Abstracts: ISEE 20th Annual Conference, Pasadena, California, October 12–16, 2008: Contributed Abstracts
Severe heat waves have resulted in substantial mortality in US and European cities. Global climate models project an increase in heat wave frequency, duration and severity in the future, presenting an ongoing challenge to health worldwide. While a large epidemiological literature exists on the mortality impacts of heat waves, there have been very few studies of their impacts on morbidity.
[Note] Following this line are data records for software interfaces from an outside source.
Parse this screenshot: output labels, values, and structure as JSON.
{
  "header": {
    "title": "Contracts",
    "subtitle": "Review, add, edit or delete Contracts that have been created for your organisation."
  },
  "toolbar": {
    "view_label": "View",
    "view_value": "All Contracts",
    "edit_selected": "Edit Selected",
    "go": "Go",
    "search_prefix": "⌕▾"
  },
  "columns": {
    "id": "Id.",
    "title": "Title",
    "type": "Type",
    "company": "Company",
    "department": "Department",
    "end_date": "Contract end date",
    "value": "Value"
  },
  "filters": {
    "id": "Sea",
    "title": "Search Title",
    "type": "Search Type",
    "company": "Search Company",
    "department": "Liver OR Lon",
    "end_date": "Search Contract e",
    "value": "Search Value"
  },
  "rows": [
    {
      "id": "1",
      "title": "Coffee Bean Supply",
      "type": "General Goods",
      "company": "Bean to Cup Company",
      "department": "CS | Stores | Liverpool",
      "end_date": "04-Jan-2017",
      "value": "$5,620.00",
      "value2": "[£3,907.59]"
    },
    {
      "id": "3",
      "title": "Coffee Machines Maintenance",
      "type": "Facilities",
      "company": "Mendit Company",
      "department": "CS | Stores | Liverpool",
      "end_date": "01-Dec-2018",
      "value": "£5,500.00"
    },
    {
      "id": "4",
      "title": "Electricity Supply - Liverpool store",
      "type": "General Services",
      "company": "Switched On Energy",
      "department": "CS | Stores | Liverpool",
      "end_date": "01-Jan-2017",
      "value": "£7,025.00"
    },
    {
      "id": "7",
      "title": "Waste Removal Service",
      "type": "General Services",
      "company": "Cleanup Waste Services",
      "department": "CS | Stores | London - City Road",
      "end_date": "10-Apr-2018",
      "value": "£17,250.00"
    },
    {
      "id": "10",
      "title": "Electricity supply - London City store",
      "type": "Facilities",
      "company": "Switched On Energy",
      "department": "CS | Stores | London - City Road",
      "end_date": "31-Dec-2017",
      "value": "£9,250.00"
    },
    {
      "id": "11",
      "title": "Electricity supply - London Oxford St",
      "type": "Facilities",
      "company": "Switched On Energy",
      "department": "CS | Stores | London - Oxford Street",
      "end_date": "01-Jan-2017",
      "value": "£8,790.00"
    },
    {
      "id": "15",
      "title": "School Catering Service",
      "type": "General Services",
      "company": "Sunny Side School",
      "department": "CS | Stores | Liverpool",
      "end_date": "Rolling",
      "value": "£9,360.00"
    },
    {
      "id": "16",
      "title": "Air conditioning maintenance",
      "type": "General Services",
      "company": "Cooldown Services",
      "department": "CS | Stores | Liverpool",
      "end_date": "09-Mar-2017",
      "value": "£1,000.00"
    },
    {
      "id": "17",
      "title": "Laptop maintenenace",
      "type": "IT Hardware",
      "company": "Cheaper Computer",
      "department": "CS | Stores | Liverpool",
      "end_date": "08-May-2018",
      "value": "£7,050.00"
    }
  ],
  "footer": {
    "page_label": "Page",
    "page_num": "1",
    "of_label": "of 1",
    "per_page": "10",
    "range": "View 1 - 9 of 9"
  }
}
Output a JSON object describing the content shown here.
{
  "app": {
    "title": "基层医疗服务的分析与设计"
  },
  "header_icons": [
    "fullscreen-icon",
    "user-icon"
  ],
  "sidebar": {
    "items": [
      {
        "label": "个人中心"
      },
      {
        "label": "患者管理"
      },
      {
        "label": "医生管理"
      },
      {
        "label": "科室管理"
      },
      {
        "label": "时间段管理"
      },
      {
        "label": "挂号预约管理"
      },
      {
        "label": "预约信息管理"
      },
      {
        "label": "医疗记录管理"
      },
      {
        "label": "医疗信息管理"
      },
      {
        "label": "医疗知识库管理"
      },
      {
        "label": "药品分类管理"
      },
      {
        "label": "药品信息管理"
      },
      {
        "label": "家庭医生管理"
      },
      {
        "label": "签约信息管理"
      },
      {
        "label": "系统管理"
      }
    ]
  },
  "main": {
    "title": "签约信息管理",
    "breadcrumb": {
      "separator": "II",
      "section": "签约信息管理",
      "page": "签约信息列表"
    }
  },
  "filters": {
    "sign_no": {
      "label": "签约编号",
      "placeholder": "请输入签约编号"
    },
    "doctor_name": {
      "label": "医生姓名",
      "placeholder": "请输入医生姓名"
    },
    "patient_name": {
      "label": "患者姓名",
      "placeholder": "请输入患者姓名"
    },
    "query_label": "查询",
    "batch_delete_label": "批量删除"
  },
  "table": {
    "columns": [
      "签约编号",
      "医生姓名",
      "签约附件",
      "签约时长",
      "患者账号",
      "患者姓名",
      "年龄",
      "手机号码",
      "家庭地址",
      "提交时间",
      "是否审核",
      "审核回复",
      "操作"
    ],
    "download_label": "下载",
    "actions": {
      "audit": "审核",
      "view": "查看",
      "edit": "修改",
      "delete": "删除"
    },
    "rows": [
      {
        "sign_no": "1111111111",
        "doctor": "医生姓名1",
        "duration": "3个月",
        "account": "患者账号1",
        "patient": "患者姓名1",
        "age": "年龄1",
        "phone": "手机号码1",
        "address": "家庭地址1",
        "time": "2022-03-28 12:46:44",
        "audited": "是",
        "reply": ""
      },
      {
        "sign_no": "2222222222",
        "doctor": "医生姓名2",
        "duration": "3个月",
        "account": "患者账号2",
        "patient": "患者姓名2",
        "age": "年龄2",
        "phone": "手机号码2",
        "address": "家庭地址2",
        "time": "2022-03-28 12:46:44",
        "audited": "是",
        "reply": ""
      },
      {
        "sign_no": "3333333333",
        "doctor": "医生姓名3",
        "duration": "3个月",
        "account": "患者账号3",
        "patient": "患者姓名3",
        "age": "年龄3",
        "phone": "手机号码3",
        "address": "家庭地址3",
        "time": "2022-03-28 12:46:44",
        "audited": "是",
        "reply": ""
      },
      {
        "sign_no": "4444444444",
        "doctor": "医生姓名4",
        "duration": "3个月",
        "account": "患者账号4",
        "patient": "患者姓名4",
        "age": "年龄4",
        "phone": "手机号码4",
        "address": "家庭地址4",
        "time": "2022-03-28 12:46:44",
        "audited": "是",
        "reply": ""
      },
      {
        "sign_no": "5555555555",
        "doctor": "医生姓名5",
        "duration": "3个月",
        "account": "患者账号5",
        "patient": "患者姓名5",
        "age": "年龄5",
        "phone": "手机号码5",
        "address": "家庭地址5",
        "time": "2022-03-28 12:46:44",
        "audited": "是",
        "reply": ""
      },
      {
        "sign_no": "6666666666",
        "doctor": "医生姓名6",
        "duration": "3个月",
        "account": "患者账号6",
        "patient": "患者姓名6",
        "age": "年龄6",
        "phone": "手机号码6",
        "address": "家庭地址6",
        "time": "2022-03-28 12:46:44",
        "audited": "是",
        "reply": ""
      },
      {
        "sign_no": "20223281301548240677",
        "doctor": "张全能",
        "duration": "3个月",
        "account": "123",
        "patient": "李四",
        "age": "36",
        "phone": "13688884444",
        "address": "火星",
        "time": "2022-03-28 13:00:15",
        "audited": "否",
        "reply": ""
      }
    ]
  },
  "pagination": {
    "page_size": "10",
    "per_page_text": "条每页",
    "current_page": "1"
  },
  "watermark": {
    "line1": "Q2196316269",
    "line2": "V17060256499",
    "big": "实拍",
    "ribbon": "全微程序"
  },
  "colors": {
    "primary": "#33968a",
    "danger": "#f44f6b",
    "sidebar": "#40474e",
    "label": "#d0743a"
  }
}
The California Department of Public Health, in conjunction with the Natural Resources Defense Council, conducted an analysis of increased hospitalizations and Emergency Department (ED) visits across the state of California during a severe heat wave in the summer of 2006. County-level hospitalizations and ED visits for all causes and for 11 cause groups were aggregated into six geographic regions. Excess morbidity and rate ratios (RRs) during the heat wave (July 15–August 1, 2006) were calculated and compared to a summer 2006 referent period by cause, age grouping, and racial/ethnic category.
During the heat wave, 16,166 excess ED visits and 1,182 excess hospitalizations occurred statewide. ED visits for heat-related causes increased across the state (RR 6.30; 95%CL = 5.67–7.01), especially in the cooler Central Coast region which includes San Francisco (RR 23.05; 95%CL = 15.05–37.10). Children (ages 0–4 years) and the elderly (ages ≥65 years) were at greatest risk. ED visits also showed significant increases for acute renal failure, cardiovascular diseases, diabetes, electrolyte imbalance and nephritis. Significantly elevated RRs for hospitalizations were observed for heat-related illnesses (RR 10.15; 95%CL = 7.79–13.43), acute renal failure, electrolyte imbalance and nephritis.
The 2006 California heat wave had a substantial effect on morbidity, including in regions with relatively modest absolute temperatures during the heat wave period. This suggests population acclimatization and adaptive capacity influenced risk. This study provides insight into those populations most vulnerable to heat, demonstrates the value of analyzing ED visits and hospitalizations, and suggests possible preventive strategies to avoid heat-related deaths in the future and in other geographic areas. This presentation will discuss the findings of the study and the implications for global health in a warming future.